- Assignment -
Look through the material below and return every line that contains "computer".

- Entries provided -

● ● ● ● ● ● ●

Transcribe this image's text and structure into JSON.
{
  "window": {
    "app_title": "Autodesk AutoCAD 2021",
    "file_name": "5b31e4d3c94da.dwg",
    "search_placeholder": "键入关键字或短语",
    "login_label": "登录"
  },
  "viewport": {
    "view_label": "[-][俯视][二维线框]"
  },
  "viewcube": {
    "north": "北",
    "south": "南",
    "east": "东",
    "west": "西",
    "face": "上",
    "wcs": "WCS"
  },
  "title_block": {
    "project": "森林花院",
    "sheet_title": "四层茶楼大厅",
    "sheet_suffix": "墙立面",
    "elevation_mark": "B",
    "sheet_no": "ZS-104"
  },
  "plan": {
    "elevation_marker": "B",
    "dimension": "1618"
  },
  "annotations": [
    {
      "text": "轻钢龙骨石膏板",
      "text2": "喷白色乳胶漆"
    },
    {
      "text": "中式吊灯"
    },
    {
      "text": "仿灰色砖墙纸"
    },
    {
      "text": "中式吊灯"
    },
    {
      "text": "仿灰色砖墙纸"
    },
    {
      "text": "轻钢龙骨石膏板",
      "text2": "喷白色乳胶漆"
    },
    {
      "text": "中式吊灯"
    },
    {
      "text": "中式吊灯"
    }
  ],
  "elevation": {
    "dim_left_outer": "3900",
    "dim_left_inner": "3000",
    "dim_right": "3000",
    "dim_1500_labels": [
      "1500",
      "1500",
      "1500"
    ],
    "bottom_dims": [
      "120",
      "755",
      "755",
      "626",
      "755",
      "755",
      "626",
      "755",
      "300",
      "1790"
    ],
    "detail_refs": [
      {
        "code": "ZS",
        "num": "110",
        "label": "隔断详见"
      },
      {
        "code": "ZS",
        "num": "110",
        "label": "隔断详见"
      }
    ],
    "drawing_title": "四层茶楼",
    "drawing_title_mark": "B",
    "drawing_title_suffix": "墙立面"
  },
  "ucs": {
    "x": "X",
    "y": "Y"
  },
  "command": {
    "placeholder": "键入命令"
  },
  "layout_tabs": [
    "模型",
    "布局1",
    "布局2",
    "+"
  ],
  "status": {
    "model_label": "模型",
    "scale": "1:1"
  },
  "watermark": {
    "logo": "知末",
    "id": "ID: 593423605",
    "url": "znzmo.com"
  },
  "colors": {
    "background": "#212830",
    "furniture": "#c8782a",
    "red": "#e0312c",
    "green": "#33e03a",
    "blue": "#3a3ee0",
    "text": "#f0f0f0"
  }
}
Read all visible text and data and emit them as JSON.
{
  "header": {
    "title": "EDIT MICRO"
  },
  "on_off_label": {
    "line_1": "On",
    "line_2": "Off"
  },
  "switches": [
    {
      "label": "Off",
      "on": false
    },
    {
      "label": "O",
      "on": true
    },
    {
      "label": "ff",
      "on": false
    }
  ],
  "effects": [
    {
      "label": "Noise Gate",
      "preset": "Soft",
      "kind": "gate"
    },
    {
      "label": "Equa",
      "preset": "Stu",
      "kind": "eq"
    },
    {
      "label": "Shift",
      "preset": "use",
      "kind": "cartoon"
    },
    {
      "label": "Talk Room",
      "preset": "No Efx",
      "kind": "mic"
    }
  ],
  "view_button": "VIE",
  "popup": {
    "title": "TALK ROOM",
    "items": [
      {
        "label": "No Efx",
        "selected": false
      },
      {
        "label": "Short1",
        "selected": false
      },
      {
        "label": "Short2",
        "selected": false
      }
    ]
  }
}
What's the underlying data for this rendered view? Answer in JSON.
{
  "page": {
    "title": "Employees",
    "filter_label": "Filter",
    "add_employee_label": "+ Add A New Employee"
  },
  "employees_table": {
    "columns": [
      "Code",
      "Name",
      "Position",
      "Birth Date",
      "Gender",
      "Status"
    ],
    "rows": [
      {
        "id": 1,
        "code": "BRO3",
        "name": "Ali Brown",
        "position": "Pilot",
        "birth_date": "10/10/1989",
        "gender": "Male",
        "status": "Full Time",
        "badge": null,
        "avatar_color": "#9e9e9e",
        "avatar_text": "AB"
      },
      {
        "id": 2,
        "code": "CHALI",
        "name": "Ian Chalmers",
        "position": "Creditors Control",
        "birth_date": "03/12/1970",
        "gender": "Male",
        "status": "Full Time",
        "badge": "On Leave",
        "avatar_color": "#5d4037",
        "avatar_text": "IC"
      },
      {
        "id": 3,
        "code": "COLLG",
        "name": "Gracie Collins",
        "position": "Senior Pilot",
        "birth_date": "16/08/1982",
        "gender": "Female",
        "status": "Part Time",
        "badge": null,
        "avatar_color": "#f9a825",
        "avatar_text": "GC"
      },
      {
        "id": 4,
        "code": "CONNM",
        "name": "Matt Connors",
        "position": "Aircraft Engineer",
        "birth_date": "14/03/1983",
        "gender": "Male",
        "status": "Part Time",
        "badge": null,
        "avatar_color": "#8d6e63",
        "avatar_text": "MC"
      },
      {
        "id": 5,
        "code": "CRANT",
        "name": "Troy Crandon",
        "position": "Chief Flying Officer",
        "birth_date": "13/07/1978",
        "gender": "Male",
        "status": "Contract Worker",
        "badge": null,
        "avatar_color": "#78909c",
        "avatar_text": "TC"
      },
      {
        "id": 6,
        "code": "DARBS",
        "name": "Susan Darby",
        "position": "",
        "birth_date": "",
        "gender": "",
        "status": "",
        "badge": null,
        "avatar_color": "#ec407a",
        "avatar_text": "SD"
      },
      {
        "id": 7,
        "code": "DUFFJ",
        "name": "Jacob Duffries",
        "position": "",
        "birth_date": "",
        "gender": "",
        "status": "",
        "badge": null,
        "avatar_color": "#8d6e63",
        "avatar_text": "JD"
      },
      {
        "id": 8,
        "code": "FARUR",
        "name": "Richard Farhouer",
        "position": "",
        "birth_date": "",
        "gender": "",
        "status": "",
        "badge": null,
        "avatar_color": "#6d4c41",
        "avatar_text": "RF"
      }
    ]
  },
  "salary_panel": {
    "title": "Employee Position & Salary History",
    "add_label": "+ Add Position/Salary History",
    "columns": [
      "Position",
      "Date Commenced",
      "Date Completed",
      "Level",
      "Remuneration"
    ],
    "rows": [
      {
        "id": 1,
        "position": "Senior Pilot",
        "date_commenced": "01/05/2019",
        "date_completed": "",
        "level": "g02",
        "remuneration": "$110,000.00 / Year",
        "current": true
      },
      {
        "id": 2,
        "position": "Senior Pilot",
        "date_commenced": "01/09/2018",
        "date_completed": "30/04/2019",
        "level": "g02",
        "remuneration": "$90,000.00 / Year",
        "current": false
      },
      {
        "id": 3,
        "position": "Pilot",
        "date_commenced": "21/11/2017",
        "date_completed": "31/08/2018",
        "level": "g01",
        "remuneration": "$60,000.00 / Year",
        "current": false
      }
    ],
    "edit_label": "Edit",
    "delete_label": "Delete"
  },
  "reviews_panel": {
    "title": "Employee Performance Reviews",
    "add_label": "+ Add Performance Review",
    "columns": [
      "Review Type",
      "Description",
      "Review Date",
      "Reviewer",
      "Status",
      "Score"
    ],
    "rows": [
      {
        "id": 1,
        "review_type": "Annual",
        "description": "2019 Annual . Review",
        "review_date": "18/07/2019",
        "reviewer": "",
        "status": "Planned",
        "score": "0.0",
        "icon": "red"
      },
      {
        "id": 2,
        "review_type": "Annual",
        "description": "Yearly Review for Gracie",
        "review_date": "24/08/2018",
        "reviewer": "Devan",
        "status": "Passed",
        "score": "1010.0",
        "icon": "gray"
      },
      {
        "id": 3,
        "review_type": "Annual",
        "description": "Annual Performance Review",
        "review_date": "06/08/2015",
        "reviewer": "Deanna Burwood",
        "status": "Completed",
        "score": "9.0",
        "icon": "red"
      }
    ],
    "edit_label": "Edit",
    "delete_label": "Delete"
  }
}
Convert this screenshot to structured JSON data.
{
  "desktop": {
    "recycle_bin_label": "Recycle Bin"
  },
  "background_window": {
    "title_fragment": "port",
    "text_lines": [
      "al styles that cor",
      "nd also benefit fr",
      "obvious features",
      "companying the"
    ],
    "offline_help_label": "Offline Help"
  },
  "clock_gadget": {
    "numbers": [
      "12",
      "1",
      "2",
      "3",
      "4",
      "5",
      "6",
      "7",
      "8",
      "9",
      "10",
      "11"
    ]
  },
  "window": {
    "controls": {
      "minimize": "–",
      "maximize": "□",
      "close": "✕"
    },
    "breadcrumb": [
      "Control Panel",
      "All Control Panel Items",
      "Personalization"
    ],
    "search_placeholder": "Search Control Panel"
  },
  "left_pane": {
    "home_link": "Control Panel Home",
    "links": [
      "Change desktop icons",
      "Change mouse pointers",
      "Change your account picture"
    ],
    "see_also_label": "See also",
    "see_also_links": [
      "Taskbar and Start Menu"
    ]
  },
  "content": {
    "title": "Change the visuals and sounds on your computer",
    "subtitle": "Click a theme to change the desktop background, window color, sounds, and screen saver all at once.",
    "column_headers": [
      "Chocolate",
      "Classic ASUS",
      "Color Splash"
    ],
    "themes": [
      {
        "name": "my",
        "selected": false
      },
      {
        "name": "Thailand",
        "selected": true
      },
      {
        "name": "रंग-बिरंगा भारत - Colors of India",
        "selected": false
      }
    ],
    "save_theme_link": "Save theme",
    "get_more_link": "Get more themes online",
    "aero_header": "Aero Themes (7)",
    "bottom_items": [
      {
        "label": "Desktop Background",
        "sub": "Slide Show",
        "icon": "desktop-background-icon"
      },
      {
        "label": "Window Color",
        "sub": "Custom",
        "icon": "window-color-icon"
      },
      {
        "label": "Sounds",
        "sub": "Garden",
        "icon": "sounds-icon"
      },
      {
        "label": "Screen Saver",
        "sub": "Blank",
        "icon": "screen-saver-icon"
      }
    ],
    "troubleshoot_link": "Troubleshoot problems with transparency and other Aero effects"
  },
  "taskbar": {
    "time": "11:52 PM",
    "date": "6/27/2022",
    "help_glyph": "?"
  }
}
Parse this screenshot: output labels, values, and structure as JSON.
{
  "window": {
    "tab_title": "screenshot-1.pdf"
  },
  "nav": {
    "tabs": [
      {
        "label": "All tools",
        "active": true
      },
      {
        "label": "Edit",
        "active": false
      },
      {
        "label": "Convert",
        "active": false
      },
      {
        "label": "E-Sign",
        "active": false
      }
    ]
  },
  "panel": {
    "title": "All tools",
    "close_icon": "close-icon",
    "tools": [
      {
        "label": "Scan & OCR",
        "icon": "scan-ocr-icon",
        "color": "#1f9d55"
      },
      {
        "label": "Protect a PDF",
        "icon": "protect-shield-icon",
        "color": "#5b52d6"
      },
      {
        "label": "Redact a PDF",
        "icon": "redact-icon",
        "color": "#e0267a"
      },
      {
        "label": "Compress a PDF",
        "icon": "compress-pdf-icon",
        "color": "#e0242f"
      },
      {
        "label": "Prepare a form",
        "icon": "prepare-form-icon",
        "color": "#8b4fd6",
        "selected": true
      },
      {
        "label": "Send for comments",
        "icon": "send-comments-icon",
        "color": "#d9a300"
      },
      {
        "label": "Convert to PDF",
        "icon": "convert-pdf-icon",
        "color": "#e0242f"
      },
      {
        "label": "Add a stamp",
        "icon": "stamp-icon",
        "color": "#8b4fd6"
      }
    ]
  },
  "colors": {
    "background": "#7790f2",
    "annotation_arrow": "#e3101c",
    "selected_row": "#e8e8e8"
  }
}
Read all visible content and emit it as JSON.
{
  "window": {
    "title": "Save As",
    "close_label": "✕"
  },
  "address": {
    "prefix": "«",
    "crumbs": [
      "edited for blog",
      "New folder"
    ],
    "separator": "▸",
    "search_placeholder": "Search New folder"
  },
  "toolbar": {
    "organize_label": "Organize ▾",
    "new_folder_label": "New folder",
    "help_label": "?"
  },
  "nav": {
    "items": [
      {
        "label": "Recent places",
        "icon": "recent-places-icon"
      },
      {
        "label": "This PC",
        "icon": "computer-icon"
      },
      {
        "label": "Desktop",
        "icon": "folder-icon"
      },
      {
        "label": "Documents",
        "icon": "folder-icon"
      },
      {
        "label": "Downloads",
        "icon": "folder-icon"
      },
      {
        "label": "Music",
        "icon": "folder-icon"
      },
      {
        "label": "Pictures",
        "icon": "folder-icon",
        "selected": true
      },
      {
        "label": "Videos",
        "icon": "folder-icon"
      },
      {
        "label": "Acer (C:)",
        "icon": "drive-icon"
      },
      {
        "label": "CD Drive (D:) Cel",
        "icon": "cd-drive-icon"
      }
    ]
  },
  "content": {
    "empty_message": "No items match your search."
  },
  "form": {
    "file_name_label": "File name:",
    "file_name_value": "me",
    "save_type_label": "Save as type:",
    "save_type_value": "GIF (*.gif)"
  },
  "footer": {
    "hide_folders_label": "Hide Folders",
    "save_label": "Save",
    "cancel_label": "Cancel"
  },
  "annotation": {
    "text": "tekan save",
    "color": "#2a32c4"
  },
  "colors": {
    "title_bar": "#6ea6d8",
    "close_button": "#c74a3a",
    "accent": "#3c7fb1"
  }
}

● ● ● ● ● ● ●

- Written response -
    "title": "Change the visuals and sounds on your computer",
        "icon": "computer-icon"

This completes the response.